If you want to understand the world, get closer.
We have spent the last month along our southern border, trying to live and learn closer to the issues, putting ourselves in proximity and gathering stories along the way.
As we traveled along the border, we visited the line that marks the political division between nations and in many ways, our cultural division at home.
We have spoken with immigrants, asylum seekers, activists, artists, ranchers and border patrol agents—because being in proximity lets you hear what is real and true.
We have seen stretches of the border that are closed off by an imposing steel wall, and other places where the frontier is marked by nothing more than four strands of barbed wire.
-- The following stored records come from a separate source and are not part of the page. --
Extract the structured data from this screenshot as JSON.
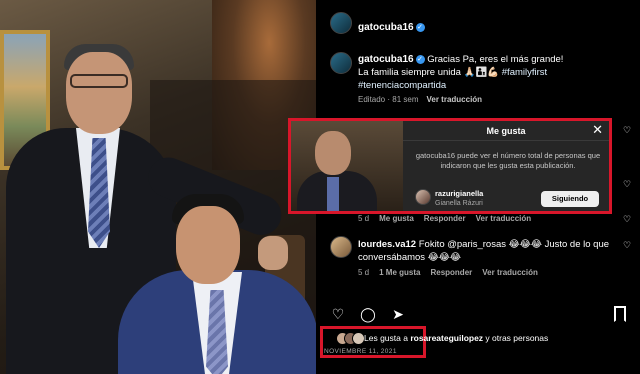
{
  "post": {
    "username": "gatocuba16",
    "caption_line1": "Gracias Pa, eres el más grande!",
    "caption_line2": "La familia siempre unida",
    "caption_emojis": "🙏🏻👨‍👦💪🏻",
    "hashtag1": "#familyfirst",
    "hashtag2": "#tenenciacompartida",
    "edited": "Editado · 81 sem",
    "translate": "Ver traducción"
  },
  "likes_modal": {
    "title": "Me gusta",
    "close_glyph": "✕",
    "message": "gatocuba16 puede ver el número total de personas que indicaron que les gusta esta publicación.",
    "user": {
      "username": "razurigianella",
      "full_name": "Gianella Rázuri",
      "button": "Siguiendo"
    }
  },
  "comment1_meta": {
    "time": "5 d",
    "likes": "Me gusta",
    "reply": "Responder",
    "translate": "Ver traducción"
  },
  "comment2": {
    "username": "lourdes.va12",
    "text": "Fokito @paris_rosas 😂😂😂 Justo de lo que conversábamos 😂😂😂",
    "time": "5 d",
    "likes": "1 Me gusta",
    "reply": "Responder",
    "translate": "Ver traducción"
  },
  "actions": {
    "like_icon": "heart-outline",
    "comment_icon": "comment-bubble",
    "share_icon": "paper-plane",
    "save_icon": "bookmark"
  },
  "likes": {
    "prefix": "Les gusta a ",
    "user": "rosareateguilopez",
    "suffix": " y otras personas"
  },
  "date": "NOVIEMBRE 11, 2021",
  "colors": {
    "highlight": "#d8162a",
    "verified": "#3897f0",
    "modal_bg": "#262626"
  }
}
We have met families separated by the border and migrants in custody in the back of border patrol vehicles—because being in proximity helps you see the urgency and the humanity of the day’s headlines.
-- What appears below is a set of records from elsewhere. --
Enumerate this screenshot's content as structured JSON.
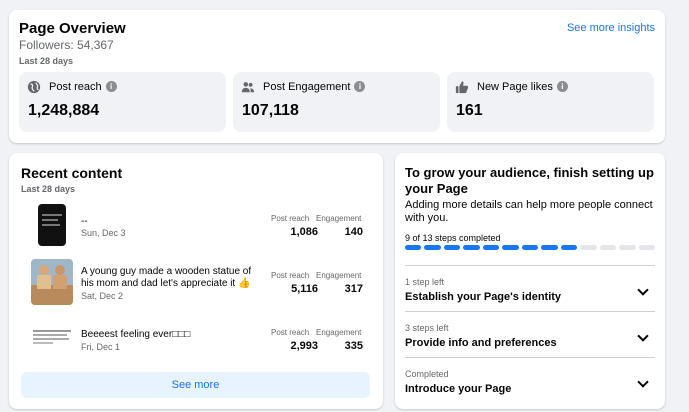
{
  "overview": {
    "title": "Page Overview",
    "followers": "Followers: 54,367",
    "period": "Last 28 days",
    "insights_link": "See more insights",
    "stats": [
      {
        "label": "Post reach",
        "value": "1,248,884",
        "icon": "globe-icon"
      },
      {
        "label": "Post Engagement",
        "value": "107,118",
        "icon": "people-icon"
      },
      {
        "label": "New Page likes",
        "value": "161",
        "icon": "thumbs-up-icon"
      }
    ],
    "info_glyph": "i"
  },
  "recent": {
    "title": "Recent content",
    "period": "Last 28 days",
    "reach_label": "Post reach",
    "engagement_label": "Engagement",
    "posts": [
      {
        "title": "--",
        "date": "Sun, Dec 3",
        "reach": "1,086",
        "engagement": "140"
      },
      {
        "title": "A young guy made a wooden statue of his mom and dad let's appreciate it 👍",
        "date": "Sat, Dec 2",
        "reach": "5,116",
        "engagement": "317"
      },
      {
        "title": "Beeeest feeling ever□□□",
        "date": "Fri, Dec 1",
        "reach": "2,993",
        "engagement": "335"
      }
    ],
    "see_more": "See more"
  },
  "setup": {
    "title": "To grow your audience, finish setting up your Page",
    "subtitle": "Adding more details can help more people connect with you.",
    "progress_label": "9 of 13 steps completed",
    "progress": {
      "done": 9,
      "total": 13
    },
    "steps": [
      {
        "status": "1 step left",
        "name": "Establish your Page's identity"
      },
      {
        "status": "3 steps left",
        "name": "Provide info and preferences"
      },
      {
        "status": "Completed",
        "name": "Introduce your Page"
      }
    ]
  },
  "colors": {
    "accent": "#1877f2",
    "link": "#1b74e4",
    "background": "#f0f2f5"
  }
}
More than ever, I am reminded that the simple narratives we hear in our political rhetoric are incomplete and fail to address the complexities of the issues around economics, human rights, and the environment.
It’s comfortable to judge from a distance. But if you really want to understand, get closer. We’ll continue to share stories from the borderlands over the next few weeks. I encourage you to listen and hear new voices. Put yourself in proximity to those who live with these issues every day—because being in proximity will challenge your expectations and help you consider how you might change the world.
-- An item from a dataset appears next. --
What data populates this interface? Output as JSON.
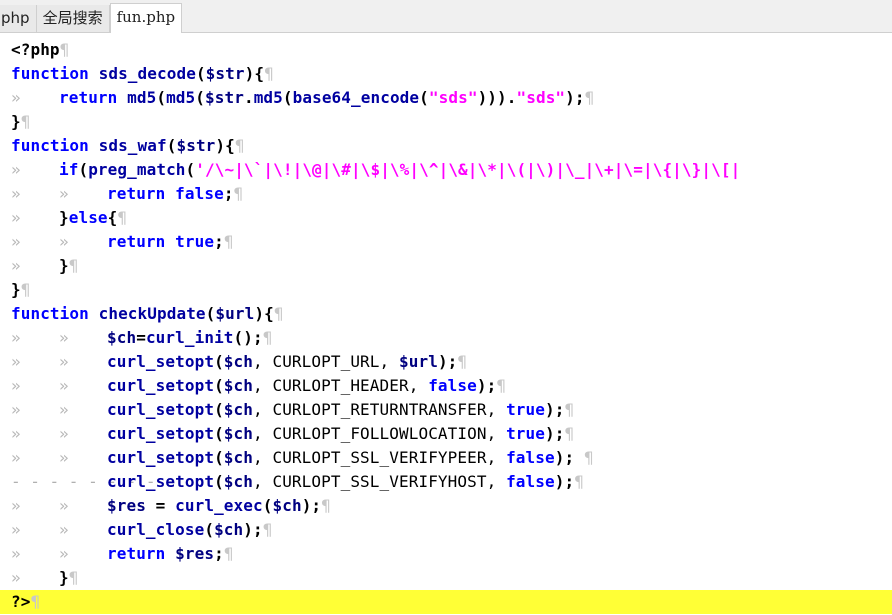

We visited the site where border wall construction was halted east of Nogales, Arizona in the Patagonia Mountains.
East of Imperial Dunes, California.
The border wall at Nogales, Arizona and just east of the city.